Human rights, property rights, institutions, political-economy, water markets, water quality, MDGs
Each year, about 2.8 million people die due to problems with poor water supply, sanitation and hygiene. Over three-quarters of the dead are children. Some argue that a human right to clean water would improve this situation. This paper shows that human rights are not sufficient to improve access to clean water and argues that it would be more productive to give people a property right to water. Because property rights — unlike humanrights — are alienable, some portion of an individual’s rights can be exchanged for access to clean water.

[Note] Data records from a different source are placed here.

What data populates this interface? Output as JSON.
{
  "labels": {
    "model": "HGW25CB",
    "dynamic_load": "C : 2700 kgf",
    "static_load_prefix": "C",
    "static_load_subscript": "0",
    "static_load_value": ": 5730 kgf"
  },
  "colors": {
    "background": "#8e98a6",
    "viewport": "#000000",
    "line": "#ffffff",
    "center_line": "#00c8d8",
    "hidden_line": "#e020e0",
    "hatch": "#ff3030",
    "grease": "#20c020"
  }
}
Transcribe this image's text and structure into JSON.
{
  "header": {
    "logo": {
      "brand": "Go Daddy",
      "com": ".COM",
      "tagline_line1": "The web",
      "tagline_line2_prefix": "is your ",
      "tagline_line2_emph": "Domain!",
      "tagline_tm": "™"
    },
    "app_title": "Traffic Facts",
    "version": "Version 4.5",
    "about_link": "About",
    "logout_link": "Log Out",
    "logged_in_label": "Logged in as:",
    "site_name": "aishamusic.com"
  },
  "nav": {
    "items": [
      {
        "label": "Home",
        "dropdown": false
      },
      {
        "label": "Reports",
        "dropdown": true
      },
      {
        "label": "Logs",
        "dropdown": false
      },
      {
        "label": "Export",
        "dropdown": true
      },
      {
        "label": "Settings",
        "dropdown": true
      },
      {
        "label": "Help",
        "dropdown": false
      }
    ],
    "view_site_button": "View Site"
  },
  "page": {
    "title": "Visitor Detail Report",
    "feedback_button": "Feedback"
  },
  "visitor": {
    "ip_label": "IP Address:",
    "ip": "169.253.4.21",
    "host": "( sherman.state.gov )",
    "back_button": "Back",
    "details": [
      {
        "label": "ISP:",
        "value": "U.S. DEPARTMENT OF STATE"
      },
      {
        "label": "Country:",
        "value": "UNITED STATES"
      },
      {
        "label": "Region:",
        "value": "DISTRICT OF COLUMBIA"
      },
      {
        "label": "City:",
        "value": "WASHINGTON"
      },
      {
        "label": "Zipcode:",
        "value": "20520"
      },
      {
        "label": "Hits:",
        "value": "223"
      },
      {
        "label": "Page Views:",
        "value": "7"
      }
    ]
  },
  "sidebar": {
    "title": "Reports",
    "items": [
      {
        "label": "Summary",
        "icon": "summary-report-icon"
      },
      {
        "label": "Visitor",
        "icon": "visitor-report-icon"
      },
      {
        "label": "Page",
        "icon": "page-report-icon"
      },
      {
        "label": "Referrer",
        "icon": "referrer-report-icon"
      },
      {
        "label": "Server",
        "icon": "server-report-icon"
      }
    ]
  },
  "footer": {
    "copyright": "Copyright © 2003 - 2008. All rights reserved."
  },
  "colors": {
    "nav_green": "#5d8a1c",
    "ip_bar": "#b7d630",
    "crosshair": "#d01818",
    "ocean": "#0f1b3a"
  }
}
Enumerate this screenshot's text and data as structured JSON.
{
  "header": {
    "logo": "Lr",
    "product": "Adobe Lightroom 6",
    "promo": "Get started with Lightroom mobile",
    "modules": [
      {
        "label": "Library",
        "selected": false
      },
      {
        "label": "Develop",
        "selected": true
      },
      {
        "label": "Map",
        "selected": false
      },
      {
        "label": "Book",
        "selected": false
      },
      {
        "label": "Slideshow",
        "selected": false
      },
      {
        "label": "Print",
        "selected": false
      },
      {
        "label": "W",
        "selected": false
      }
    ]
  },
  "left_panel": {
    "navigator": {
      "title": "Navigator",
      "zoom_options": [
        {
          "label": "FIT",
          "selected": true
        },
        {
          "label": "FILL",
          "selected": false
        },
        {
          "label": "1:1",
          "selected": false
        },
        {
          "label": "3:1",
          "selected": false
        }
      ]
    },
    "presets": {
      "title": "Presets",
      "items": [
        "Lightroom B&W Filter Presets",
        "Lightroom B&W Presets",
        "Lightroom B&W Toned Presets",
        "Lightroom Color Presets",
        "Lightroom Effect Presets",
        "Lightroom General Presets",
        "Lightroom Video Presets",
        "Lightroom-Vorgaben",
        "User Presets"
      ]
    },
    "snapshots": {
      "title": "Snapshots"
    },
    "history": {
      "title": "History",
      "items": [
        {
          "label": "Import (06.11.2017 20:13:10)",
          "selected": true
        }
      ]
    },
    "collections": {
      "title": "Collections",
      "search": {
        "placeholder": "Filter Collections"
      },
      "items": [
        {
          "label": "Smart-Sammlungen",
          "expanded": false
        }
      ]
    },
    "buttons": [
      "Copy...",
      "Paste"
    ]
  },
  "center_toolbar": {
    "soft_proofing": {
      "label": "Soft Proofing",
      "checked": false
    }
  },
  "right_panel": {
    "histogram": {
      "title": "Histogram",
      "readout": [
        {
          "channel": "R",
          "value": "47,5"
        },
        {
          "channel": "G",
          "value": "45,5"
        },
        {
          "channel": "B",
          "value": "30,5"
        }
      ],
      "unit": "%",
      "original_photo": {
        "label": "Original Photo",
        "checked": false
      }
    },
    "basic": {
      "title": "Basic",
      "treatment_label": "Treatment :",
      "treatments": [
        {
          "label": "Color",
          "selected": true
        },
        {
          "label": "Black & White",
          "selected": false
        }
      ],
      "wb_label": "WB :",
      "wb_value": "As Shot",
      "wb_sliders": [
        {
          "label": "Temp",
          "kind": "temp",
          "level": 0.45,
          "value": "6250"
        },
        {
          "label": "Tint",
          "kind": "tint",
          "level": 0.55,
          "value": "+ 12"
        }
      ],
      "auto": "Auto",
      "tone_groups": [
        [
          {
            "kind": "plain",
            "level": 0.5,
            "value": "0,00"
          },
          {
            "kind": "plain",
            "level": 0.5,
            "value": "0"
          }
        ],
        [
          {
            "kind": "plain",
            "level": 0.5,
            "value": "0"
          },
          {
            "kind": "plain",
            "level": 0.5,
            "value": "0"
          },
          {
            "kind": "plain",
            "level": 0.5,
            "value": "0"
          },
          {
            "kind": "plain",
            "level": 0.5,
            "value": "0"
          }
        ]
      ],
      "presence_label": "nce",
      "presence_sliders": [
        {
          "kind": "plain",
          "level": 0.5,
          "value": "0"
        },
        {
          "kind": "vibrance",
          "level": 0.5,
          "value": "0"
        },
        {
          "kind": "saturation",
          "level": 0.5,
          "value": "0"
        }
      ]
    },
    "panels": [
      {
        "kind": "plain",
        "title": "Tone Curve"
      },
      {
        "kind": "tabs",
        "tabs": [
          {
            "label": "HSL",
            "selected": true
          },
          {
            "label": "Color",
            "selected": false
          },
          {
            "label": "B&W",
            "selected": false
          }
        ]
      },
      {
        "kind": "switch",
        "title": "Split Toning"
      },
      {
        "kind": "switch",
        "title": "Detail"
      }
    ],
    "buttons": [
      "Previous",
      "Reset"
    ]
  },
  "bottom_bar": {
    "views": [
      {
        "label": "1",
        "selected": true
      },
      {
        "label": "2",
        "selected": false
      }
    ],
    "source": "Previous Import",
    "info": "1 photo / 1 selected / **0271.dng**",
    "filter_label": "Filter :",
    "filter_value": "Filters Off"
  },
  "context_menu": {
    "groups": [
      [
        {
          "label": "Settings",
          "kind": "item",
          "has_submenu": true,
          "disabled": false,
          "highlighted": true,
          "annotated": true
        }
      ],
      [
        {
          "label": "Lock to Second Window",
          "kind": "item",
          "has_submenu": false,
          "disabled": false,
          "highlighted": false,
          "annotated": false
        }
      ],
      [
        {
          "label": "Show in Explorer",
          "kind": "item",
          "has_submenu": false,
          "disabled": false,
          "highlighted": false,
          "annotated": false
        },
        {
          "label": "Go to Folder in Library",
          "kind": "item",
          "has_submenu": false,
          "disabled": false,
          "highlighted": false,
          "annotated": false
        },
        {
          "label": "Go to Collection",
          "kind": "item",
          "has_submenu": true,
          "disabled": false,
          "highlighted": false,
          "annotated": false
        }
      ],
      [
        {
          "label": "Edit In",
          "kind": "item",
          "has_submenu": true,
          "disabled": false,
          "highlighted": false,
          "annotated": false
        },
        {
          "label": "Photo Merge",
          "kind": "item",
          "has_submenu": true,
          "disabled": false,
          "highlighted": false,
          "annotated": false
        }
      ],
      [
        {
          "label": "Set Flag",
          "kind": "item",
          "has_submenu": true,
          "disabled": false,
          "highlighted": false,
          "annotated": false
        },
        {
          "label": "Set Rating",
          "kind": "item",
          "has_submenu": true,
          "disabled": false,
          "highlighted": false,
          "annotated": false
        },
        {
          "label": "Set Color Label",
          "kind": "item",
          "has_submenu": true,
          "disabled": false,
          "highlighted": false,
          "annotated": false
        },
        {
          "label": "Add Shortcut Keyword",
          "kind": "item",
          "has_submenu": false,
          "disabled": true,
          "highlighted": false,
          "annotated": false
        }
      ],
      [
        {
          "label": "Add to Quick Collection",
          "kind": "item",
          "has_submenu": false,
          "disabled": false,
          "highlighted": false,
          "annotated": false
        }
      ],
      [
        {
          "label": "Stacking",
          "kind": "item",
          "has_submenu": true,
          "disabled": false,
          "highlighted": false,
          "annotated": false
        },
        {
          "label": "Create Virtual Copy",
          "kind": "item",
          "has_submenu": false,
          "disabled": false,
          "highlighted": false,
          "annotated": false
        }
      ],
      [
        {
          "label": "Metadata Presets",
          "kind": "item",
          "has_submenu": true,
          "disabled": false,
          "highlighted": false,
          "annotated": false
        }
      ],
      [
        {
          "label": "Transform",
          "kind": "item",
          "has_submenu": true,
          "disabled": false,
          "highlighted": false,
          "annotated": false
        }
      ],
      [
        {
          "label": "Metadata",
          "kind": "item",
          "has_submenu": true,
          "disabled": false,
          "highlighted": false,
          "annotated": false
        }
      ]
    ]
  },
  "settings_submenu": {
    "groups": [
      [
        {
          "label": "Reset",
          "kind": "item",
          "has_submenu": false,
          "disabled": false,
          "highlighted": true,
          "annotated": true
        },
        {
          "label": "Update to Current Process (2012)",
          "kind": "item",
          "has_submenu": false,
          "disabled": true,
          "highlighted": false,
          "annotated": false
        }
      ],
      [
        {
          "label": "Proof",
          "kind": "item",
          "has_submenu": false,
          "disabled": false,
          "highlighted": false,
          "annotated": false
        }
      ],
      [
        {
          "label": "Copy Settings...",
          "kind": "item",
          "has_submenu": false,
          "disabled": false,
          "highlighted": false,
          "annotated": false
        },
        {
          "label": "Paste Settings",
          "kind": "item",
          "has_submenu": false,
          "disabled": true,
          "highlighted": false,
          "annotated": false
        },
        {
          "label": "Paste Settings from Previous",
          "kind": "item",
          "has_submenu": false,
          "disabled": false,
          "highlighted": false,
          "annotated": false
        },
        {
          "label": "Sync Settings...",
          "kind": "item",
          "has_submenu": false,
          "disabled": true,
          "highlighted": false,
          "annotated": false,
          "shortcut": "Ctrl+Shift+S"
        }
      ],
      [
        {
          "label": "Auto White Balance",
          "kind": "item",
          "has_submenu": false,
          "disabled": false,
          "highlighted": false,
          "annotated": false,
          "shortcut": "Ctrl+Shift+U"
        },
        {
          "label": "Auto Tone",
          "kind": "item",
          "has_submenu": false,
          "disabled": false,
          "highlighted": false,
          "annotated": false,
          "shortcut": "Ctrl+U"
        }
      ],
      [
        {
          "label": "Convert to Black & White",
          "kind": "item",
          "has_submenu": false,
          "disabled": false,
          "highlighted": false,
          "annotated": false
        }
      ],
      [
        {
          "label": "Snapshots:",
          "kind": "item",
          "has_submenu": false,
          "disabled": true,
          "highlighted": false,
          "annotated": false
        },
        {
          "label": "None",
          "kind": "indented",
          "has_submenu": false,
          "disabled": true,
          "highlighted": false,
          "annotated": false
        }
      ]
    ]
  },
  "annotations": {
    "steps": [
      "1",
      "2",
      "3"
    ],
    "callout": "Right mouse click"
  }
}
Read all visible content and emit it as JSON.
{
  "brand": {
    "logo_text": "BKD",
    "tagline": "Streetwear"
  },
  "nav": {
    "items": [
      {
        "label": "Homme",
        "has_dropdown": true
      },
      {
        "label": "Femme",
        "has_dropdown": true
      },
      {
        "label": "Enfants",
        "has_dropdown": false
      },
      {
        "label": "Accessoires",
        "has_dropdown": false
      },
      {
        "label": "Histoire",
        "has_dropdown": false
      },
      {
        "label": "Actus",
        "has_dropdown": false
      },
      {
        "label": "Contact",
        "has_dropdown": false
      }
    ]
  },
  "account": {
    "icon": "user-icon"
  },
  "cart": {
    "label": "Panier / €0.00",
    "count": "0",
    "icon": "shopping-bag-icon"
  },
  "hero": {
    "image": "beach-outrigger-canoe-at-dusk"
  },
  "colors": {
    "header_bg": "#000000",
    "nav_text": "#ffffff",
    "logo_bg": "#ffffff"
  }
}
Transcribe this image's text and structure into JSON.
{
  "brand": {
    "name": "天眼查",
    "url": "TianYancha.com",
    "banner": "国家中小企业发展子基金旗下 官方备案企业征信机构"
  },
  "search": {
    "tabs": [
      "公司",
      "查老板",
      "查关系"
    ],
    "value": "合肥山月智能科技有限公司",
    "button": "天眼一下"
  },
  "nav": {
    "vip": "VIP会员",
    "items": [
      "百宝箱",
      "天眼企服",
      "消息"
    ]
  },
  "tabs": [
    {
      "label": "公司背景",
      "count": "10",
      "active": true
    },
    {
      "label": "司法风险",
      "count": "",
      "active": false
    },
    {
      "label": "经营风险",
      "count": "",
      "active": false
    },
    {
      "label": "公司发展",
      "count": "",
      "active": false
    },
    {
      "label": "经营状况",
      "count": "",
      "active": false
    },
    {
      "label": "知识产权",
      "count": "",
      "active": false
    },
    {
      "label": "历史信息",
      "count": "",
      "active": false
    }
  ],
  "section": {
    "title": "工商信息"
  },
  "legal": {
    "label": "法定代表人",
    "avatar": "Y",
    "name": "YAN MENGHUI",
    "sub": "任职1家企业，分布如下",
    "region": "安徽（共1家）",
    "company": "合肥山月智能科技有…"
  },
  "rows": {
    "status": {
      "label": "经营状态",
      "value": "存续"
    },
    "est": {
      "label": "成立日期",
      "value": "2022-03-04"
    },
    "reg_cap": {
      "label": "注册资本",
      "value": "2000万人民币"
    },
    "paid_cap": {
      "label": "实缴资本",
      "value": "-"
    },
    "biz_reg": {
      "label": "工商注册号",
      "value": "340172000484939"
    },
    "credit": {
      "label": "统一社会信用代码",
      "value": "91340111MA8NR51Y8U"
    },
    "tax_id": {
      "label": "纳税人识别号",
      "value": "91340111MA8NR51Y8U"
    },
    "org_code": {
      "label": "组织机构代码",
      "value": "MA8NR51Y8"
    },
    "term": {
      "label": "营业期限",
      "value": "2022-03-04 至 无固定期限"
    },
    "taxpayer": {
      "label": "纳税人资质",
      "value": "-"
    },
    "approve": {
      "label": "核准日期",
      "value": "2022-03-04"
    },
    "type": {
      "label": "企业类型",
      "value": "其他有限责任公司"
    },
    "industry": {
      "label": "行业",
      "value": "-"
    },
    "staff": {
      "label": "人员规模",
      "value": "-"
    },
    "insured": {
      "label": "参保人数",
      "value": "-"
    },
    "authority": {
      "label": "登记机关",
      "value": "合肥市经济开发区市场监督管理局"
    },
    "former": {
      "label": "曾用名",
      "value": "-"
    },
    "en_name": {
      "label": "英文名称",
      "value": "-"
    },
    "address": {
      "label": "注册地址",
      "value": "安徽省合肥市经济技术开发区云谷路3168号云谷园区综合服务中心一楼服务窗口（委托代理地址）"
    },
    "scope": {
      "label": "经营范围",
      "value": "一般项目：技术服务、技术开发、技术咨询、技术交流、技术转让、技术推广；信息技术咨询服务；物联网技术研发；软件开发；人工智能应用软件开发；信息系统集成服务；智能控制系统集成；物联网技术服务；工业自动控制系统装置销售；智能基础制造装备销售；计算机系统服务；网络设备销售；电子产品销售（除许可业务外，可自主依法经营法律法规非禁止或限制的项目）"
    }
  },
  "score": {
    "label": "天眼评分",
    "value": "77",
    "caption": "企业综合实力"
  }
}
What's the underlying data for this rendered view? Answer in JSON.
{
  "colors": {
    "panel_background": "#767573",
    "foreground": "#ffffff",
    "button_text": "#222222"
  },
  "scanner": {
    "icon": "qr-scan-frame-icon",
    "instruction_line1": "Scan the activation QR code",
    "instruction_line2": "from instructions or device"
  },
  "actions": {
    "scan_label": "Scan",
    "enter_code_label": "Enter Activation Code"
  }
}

Besides this basic equity outcome, property rights could enrich the poor, increase the efficient use of water, and improve water supply reliability in countries with poor governance.
SSRN Working Paper Series (18 June 2010)